BERLIN, March 15 (Reuters) - Germany plans to gradually increase state spending until 2021 without net new debt, sticking to its goal of running a balanced budget despite international calls to hike investment in infrastructure and defence more strongly.

Chancellor Angela Merkel’s cabinet on Wednesday passed the preliminary framework for the 2018 federal budget and its fiscal plans through to 2021 as suggested by Finance Minister Wolfgang Schaeuble, government sources said.

According to the plans seen by Reuters, Germany will boost overall spending by 1.9 percent to 335.5 billion euros in 2018, with the extra money going mainly to fund refugee integration, development aid, defence and domestic security.

Defence spending, which was 35.13 billion euros in 2016, will rise to 38.45 billion euros in 2018, under the plans - a figure that is projected to represent 1.23 percent of output.

U.S. President Donald Trump has called on Germany and other NATO members to accelerate efforts to meet the alliance’s target of spending 2 percent of economic output on defence.

Public investment will edge down to 35.7 billion euros next year from 36.1 billion euros in 2017 before bouncing back to 36.2 billion euros in 2019, according to the plans.

From 2019-2021, the federal government aims to raise overall spending by an additional 20 billion euros to 355.6 billion euros.

With tax revenues expected to keep rising and borrowing costs to remain low, the cabinet’s budget framework does not foresee the need for net new borrowing until 2021.

The cabinet is expected to approve the draft budget for 2018 and the mid-term fiscal plans on June 28.

Germany is heading into a closely contested federal election in September. A leftist coalition government led by the centre-left Social Democrats could put a bigger emphasis on investment.

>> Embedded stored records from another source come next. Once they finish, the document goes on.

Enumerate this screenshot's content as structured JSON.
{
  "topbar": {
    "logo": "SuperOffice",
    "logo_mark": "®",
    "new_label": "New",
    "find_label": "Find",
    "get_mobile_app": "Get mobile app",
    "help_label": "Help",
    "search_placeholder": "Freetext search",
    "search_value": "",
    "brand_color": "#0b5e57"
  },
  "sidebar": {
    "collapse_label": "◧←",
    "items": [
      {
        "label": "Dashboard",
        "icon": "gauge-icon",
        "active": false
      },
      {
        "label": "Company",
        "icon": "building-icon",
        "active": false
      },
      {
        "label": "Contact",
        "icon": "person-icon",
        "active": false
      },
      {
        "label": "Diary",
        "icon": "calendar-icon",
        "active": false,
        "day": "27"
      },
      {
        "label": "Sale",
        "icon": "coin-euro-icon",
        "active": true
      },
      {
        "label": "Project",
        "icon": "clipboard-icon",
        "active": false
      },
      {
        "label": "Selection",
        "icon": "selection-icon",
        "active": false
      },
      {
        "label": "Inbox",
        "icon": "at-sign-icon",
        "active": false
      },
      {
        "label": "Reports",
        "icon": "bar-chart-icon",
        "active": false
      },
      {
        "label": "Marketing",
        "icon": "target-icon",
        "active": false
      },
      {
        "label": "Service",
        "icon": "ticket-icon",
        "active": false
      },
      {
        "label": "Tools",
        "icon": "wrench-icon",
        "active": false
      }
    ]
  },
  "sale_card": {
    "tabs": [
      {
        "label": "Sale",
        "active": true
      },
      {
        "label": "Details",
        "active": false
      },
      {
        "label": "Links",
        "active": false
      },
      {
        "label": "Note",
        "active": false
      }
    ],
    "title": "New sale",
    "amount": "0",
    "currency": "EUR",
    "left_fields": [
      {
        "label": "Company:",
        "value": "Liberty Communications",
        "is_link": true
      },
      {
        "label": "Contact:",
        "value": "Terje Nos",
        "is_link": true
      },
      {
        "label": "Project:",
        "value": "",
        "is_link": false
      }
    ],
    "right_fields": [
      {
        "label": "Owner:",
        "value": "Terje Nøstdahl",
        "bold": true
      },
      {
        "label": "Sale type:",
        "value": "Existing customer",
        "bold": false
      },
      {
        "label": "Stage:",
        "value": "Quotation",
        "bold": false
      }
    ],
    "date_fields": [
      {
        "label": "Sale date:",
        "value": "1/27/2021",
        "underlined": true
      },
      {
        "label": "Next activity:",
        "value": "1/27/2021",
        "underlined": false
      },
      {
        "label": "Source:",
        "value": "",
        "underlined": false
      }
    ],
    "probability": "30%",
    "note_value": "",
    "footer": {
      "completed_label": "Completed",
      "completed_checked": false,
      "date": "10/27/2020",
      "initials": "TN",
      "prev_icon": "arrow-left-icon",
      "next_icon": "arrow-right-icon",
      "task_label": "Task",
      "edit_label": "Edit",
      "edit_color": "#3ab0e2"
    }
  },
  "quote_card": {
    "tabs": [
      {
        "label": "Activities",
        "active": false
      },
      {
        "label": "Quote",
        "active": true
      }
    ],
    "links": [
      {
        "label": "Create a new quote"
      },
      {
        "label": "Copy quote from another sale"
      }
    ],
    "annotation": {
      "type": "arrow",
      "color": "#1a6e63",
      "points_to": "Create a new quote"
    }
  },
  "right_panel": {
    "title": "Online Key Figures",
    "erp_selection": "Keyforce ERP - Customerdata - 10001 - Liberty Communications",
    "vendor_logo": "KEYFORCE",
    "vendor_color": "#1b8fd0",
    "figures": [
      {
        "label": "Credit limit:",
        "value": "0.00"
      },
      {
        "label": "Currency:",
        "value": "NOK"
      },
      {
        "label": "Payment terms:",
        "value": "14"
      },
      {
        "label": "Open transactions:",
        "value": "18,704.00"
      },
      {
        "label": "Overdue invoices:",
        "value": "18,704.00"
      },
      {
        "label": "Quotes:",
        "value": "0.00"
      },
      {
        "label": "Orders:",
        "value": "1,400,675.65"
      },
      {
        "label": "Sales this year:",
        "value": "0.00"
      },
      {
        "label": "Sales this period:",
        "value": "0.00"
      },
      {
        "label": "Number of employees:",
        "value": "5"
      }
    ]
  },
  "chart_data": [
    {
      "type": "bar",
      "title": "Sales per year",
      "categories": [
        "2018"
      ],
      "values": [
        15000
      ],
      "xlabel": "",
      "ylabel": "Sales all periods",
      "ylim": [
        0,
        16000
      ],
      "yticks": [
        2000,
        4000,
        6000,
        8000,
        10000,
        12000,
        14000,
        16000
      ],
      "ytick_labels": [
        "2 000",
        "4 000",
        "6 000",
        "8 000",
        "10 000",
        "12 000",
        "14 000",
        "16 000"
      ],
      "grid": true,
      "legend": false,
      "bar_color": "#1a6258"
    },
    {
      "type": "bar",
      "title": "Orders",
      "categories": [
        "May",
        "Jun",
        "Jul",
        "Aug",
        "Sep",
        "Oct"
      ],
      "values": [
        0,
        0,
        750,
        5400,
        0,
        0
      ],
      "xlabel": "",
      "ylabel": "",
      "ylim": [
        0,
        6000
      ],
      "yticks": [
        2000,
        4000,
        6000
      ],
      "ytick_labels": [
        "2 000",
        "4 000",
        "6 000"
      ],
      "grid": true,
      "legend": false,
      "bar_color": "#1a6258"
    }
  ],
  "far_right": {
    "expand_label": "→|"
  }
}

This means that the budget plans for 2018 and beyond could be subject to revisions if a new coalition takes power. (Reporting by Matthias Sobolewski and Michael Nienaber; Editing by Madeline Chambers)